## TASK DESCRIPTION
Reproduce exactly the lines below, starting at the line that contains "Parse this screenshot: output" and ending with the last line of the records, both included; leave out any pictures.

#### MATERIAL FOR THIS TASK

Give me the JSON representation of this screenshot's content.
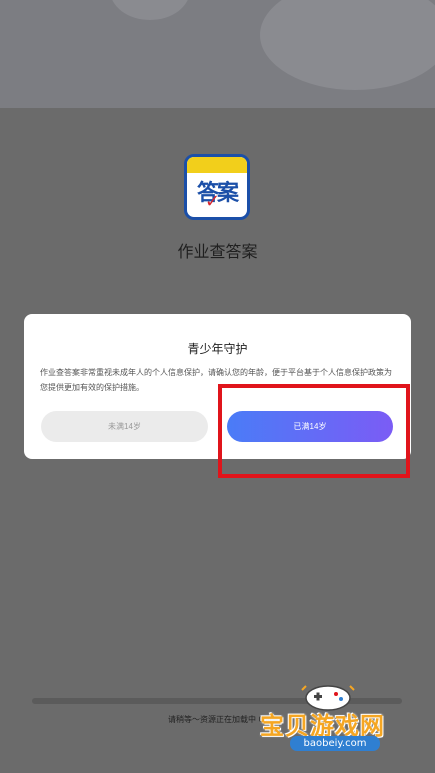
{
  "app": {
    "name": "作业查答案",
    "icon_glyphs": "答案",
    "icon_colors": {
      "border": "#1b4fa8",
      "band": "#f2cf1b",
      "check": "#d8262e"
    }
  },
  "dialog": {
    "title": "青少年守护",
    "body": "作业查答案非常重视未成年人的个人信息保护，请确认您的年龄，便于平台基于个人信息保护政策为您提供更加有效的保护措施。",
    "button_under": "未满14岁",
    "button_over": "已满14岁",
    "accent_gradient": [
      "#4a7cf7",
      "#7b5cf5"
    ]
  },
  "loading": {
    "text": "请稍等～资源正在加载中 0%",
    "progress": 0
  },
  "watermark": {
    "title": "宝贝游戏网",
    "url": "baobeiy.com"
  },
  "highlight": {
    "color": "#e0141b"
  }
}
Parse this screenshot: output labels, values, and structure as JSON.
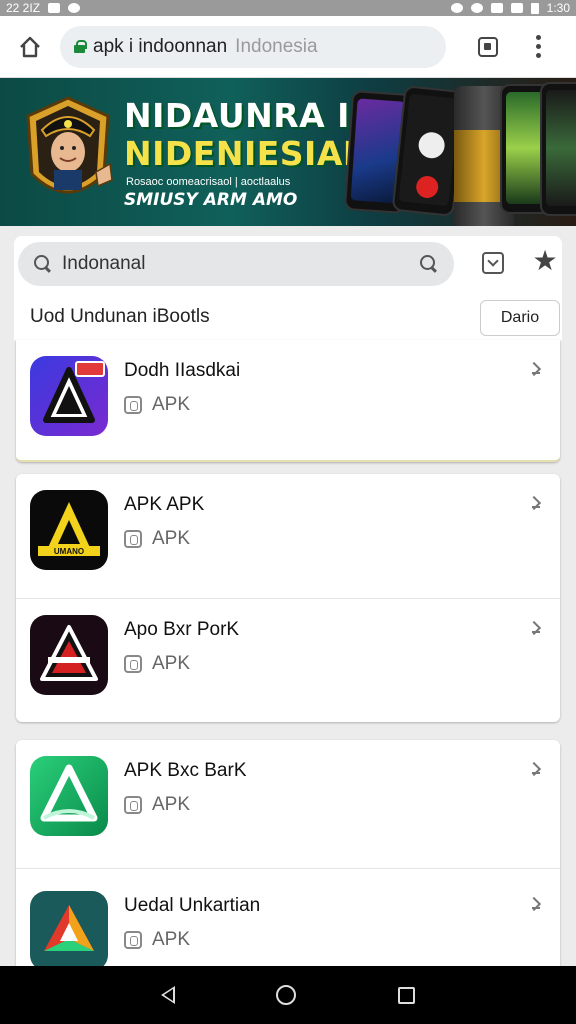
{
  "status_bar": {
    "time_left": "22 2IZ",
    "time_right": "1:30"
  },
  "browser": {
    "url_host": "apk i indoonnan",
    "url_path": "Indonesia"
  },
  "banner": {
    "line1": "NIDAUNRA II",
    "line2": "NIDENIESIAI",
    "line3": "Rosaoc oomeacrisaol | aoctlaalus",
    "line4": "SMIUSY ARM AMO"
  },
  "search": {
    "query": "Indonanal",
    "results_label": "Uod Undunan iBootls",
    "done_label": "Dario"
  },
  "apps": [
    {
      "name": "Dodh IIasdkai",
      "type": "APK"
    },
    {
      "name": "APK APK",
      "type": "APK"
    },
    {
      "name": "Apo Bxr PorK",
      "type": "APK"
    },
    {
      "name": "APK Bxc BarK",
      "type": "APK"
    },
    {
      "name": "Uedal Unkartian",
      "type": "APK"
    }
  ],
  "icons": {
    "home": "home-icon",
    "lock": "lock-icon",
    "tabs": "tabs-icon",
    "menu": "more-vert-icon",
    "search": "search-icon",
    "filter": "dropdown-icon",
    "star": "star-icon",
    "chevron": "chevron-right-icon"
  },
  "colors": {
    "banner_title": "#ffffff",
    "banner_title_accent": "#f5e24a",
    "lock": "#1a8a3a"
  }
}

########

## RESPONSE TO THE EXERCISE
Parse this screenshot: output labels, values, and structure as JSON.
{
  "status_bar": {
    "time_left": "22 2IZ",
    "time_right": "1:30"
  },
  "browser": {
    "url_host": "apk i indoonnan",
    "url_path": "Indonesia"
  },
  "banner": {
    "line1": "NIDAUNRA II",
    "line2": "NIDENIESIAI",
    "line3": "Rosaoc oomeacrisaol | aoctlaalus",
    "line4": "SMIUSY ARM AMO"
  },
  "search": {
    "query": "Indonanal",
    "results_label": "Uod Undunan iBootls",
    "done_label": "Dario"
  },
  "apps": [
    {
      "name": "Dodh IIasdkai",
      "type": "APK"
    },
    {
      "name": "APK APK",
      "type": "APK"
    },
    {
      "name": "Apo Bxr PorK",
      "type": "APK"
    },
    {
      "name": "APK Bxc BarK",
      "type": "APK"
    },
    {
      "name": "Uedal Unkartian",
      "type": "APK"
    }
  ],
  "icons": {
    "home": "home-icon",
    "lock": "lock-icon",
    "tabs": "tabs-icon",
    "menu": "more-vert-icon",
    "search": "search-icon",
    "filter": "dropdown-icon",
    "star": "star-icon",
    "chevron": "chevron-right-icon"
  },
  "colors": {
    "banner_title": "#ffffff",
    "banner_title_accent": "#f5e24a",
    "lock": "#1a8a3a"
  }
}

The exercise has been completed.